To Make a Qubit:

Qubits are really just a name for the concept of physically recreating superposition. IBM uses superconducting material like niobium and aluminum to create their qubits. In other cases, qubits are “made” through controlling electron spin via magnets and microwaves. In all cases, qubits are cooled using superfluids to reduce outside interference from the environment that may reduce the accuracy of the system.


The theoretical mechanisms behind quantum mechanics may be complex, but the physical system used to facilitate the complex algorithms presents a whole new hurdle for researchers to jump over. The main struggles of construction of an effective quantum computing device are called “scalability issues.” According to RK, these issues include “..getting more qubits into your device, trying to connect as many of these qubits together in your device and reducing the noise of your device (random, undesired variations).” Currently, IBM’s Eagle processor holds the record for the largest quantum computer with 127 qubits. That means that the processor can account for 2^127 quantum states if all qubits are working together simultaneously. Quantum computing is undeniably gaining more traction which is why RK is convinced that there may be commercial use for quantum computers in the next five to thirty years.
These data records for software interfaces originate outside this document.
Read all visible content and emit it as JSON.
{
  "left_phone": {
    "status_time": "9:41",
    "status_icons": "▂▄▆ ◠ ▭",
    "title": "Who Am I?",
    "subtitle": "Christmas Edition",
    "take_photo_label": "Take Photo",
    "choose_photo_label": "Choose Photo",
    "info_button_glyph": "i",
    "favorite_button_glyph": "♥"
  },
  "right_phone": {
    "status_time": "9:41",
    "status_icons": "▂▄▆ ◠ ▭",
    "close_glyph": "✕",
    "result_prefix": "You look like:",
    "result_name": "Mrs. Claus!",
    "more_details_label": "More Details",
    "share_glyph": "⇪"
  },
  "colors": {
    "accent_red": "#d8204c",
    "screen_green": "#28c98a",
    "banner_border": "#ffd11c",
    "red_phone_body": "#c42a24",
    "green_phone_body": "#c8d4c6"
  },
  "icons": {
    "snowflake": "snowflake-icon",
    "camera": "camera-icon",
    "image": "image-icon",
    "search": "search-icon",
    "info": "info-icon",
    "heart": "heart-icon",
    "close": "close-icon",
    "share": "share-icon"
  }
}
Quantum computing could be the solution to all of our problems… or maybe not.

*NOTE: RK, the researcher interviewed for the article, has requested to not be named (and for their employer to not be named) for the sake of confidentiality despite the questions being rather trivial